↓↓↓

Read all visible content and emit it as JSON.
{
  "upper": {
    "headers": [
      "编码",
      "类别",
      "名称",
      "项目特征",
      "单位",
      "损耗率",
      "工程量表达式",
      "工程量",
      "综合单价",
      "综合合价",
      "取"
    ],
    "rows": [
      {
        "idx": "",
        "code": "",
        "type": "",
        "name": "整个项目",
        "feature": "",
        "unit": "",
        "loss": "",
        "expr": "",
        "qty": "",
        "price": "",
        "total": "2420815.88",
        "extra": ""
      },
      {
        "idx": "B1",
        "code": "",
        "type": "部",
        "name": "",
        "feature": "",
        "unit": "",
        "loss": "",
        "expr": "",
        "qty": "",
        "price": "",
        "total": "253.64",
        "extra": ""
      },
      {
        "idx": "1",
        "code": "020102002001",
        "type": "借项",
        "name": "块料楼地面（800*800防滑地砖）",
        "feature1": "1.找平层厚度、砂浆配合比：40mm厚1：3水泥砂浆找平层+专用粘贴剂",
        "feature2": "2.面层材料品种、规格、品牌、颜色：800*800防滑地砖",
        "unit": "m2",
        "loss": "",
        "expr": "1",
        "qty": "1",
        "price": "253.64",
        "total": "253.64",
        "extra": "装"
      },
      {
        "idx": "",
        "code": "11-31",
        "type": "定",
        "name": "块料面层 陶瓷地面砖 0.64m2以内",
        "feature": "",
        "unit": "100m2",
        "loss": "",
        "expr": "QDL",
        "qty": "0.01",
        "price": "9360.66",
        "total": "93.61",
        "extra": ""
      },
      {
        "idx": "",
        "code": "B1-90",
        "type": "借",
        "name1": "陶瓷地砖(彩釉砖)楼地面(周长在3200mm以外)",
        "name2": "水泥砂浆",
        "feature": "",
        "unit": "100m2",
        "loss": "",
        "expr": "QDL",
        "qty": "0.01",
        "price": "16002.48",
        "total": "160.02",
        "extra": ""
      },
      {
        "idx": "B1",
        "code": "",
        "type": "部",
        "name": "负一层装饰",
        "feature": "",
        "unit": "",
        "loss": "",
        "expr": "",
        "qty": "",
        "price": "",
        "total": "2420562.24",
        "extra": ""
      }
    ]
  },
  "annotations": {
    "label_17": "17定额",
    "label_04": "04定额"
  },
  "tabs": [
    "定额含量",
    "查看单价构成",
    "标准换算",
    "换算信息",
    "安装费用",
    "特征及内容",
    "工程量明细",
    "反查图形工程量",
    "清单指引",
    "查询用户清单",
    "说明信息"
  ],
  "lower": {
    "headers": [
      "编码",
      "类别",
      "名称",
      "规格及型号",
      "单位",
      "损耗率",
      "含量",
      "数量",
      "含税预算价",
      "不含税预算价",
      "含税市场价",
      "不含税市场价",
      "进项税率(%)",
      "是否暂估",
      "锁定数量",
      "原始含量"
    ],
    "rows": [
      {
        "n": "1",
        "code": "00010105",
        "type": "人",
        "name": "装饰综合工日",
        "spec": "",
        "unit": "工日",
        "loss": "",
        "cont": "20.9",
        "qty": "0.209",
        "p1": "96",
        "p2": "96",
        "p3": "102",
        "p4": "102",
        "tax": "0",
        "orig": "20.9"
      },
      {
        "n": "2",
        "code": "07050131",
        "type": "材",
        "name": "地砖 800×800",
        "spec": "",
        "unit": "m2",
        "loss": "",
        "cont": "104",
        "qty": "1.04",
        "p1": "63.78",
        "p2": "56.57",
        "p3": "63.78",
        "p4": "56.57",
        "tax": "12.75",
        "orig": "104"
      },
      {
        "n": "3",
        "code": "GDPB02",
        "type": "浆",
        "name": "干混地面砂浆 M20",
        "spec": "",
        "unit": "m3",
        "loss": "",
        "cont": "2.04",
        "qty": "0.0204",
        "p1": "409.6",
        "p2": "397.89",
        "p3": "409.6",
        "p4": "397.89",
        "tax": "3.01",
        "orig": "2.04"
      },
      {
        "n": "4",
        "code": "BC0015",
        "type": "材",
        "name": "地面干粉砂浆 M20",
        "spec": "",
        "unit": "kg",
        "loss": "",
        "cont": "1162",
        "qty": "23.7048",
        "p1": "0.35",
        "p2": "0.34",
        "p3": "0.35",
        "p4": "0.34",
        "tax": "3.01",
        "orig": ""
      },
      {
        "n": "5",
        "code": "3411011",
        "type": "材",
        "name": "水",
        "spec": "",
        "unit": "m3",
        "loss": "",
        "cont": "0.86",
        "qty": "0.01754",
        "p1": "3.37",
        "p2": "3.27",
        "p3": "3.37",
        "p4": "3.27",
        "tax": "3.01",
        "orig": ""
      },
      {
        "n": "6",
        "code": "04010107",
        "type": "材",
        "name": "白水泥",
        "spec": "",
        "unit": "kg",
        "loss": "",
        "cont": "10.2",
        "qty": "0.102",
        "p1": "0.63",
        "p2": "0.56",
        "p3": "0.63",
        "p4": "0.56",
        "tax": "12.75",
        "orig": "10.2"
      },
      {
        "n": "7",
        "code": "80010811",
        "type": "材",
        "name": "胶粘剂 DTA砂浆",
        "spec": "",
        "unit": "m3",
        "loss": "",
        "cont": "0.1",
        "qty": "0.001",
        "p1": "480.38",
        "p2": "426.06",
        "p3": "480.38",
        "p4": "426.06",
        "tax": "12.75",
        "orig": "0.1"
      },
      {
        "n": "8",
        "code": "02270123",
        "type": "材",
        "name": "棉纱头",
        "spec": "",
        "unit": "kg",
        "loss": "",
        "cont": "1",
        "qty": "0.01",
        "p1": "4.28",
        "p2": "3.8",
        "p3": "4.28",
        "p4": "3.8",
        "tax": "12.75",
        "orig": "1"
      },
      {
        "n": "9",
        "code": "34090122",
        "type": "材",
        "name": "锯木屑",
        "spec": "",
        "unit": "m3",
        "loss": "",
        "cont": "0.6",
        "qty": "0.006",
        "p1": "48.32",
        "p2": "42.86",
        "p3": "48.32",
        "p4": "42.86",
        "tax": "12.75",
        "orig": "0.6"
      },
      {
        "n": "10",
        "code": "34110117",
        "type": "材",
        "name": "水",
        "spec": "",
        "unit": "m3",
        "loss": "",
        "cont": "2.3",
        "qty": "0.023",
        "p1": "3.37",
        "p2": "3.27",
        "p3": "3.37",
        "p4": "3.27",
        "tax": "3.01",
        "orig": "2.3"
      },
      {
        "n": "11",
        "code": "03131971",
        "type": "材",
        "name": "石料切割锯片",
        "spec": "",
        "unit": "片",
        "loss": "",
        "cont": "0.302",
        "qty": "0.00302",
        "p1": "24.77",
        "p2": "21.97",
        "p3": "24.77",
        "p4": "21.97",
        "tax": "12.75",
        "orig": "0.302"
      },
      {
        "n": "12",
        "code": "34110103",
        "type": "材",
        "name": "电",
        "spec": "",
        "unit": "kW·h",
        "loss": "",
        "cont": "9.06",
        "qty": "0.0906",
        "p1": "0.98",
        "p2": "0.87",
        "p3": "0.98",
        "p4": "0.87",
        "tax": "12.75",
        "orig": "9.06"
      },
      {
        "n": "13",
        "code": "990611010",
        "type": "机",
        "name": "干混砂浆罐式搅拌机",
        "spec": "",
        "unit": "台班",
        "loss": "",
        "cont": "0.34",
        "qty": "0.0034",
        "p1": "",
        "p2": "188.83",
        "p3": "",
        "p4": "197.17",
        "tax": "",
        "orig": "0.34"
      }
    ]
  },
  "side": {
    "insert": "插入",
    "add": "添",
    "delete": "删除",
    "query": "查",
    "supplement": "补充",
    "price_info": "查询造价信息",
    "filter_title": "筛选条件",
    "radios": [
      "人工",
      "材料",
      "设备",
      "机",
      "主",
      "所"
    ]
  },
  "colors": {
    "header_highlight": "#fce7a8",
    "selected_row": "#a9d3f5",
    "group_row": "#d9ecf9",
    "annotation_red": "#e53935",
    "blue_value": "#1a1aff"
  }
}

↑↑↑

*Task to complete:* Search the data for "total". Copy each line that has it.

*Task solution:*
        "total": "2420815.88",
        "total": "253.64",
        "total": "253.64",
        "total": "93.61",
        "total": "160.02",
        "total": "2420562.24",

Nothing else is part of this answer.